When we make learning assets, training resources, and support documentation, we typically do so under the belief that they will be permanent. But this is a false belief in all cases. And this is a belief that does us — and our precious learners — harm.
Yes, facts do indeed change over time. For historians and auditors, nothing should be thrown away, we need the records of what once was true. But for we who make resources for workplace learning, it does mean throwing the old things away so no one will be confused about what is now true. When we design learning around permanent facts, we’re doing it wrong. We’re assuming those facts will stay put. There is 100% chance that they will not. The only question is how long it will take before they change.
Don’t believe me? Okay, then tell me something simple, like how many planets there are in our solar system. Although it’s true that there are no more or less objects in the heavens above, the correct answer depends entirely upon what date you give it, not when you learned it. In 2018, there are 8 planets in our solar system. A dozen years ago, it was 9. Based on mathematical models, it is likely to be 9 again soon. A hundred years ago, it was 8. For over 50 years before that, as books in this library can attest, the right answer was actually 7.
For a more down to Earth example, how do you convert a contact to a lead to a customer in the sales system where you work? Tell me how that process hasn’t changed at all since the company was founded. I’m going to guess this process has probably changed a bit within the last decade. And if so, the odds are quite good that it will change again within the next.

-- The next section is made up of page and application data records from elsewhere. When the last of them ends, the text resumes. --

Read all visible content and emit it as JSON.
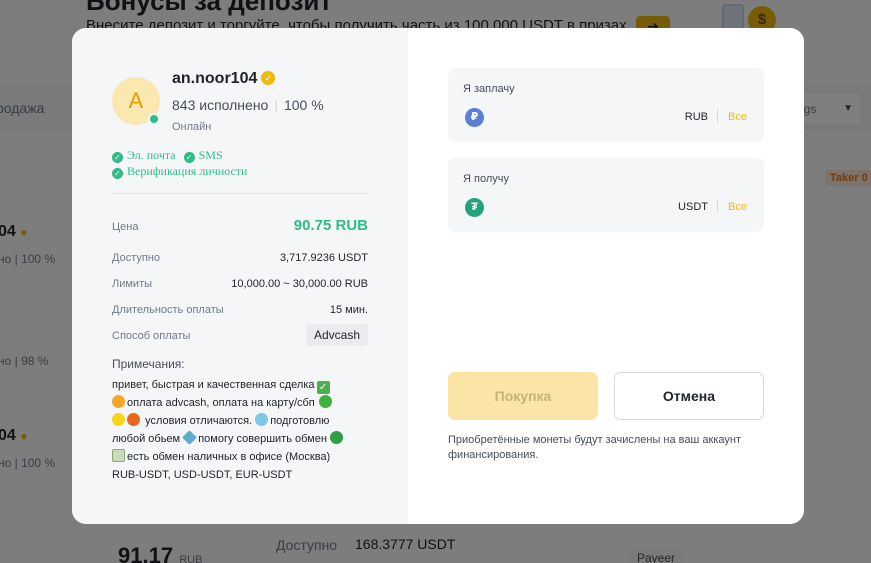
{
  "background": {
    "banner_title": "Бонусы за депозит",
    "banner_subtitle": "Внесите депозит и торгуйте, чтобы получить часть из 100 000 USDT в призах",
    "banner_arrow": "➔",
    "coin_symbol": "$",
    "tab_sell": "родажа",
    "select_text": "ngs",
    "taker_badge": "Taker 0",
    "rows": [
      {
        "nick_tail": "04",
        "stat": "но  |  100 %"
      },
      {
        "nick_tail": "",
        "stat": "но  |  98 %"
      },
      {
        "nick_tail": "04",
        "stat": "но  |  100 %"
      }
    ],
    "bottom_price": "91.17",
    "bottom_price_currency": "RUB",
    "bottom_available_label": "Доступно",
    "bottom_available_value": "168.3777 USDT",
    "bottom_payment": "Payeer"
  },
  "modal": {
    "merchant": {
      "avatar_letter": "A",
      "nickname": "an.noor104",
      "orders_completed": "843 исполнено",
      "completion_rate": "100 %",
      "status": "Онлайн",
      "verifications": [
        "Эл. почта",
        "SMS",
        "Верификация личности"
      ]
    },
    "details": {
      "price_label": "Цена",
      "price_value": "90.75 RUB",
      "available_label": "Доступно",
      "available_value": "3,717.9236 USDT",
      "limits_label": "Лимиты",
      "limits_value": "10,000.00 ~ 30,000.00 RUB",
      "duration_label": "Длительность оплаты",
      "duration_value": "15 мин.",
      "payment_label": "Способ оплаты",
      "payment_value": "Advcash"
    },
    "notes_label": "Примечания:",
    "notes": {
      "l1": "привет, быстрая и качественная сделка",
      "l2": "оплата advcash, оплата на карту/сбп",
      "l3": "условия отличаются.",
      "l3b": "подготовлю",
      "l4": "любой обьем",
      "l4b": "помогу совершить обмен",
      "l5": "есть обмен наличных в офисе (Москва)",
      "l6": "RUB-USDT, USD-USDT, EUR-USDT"
    },
    "pay": {
      "label": "Я заплачу",
      "currency": "RUB",
      "icon_symbol": "₽",
      "all": "Все"
    },
    "receive": {
      "label": "Я получу",
      "currency": "USDT",
      "icon_symbol": "₮",
      "all": "Все"
    },
    "buy_button": "Покупка",
    "cancel_button": "Отмена",
    "hint": "Приобретённые монеты будут зачислены на ваш аккаунт финансирования."
  },
  "colors": {
    "accent": "#f0b90b",
    "success": "#2ebd85",
    "rub_icon": "#5b7fd6",
    "usdt_icon": "#26a17b"
  }
}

Even if the process doesn’t change, the delivery method probably will. All those Flash interactivities we were building in in 2008 don’t work so well in 2018, do they?
With most of our development tools, it’s like we’re still designing for a printed page. For a simple training example, let’s say I make a training catalog for an 8.5 by 11 sheet of paper. Will it work on A4? Um, maybe, we’ll have to check. Will it work with your email newsletter? No, not really. Will it work with your responsive website? Nope. Will it scale for the future needs that you haven’t yet identified? No, it will not.
When we build learning assets as if they are permanent resources, when we deliver training fixed to a specific and immobile medium, we sabotage ourselves and any future learners we hope to serve. Why are we still doing this?
I believe we would be better served to cut it out. We can choose to design for the fact that everything expires, we can decide make things that adapt to their context.
In truth, we must do this. Either we decide to design better, or we will be disrupted by those who have better designs. The pace of change is only increasing. Pretend permanence is a poor choice. But it’s a path we know very well.
Designing for the full lifecycle of your learning content is an unequivocally better choice. And examples abound of other industries of that have pulled this off. Indeed the world wide web now separates content from display from behavior on the vast majority of its websites, yet our online courses and events continue to lag. So far we’ve been able to mostly limp along by requiring special hardware or software, and choosing not to support anything that deviates from spec. But if we want to do right by our learners, and remain relevant to the businesses we serve, we’ll need to catch up to what the rest of the world has been doing for some time.
Stale content is content that your learners still see as long as it is active, yet no one in your workplace should ever see it again. It is no longer valid, and this costs us all. You can help eliminate this problem where you work. Will you?
The Digital Learning Asset Framework seeks to systemically address such problems. Join us.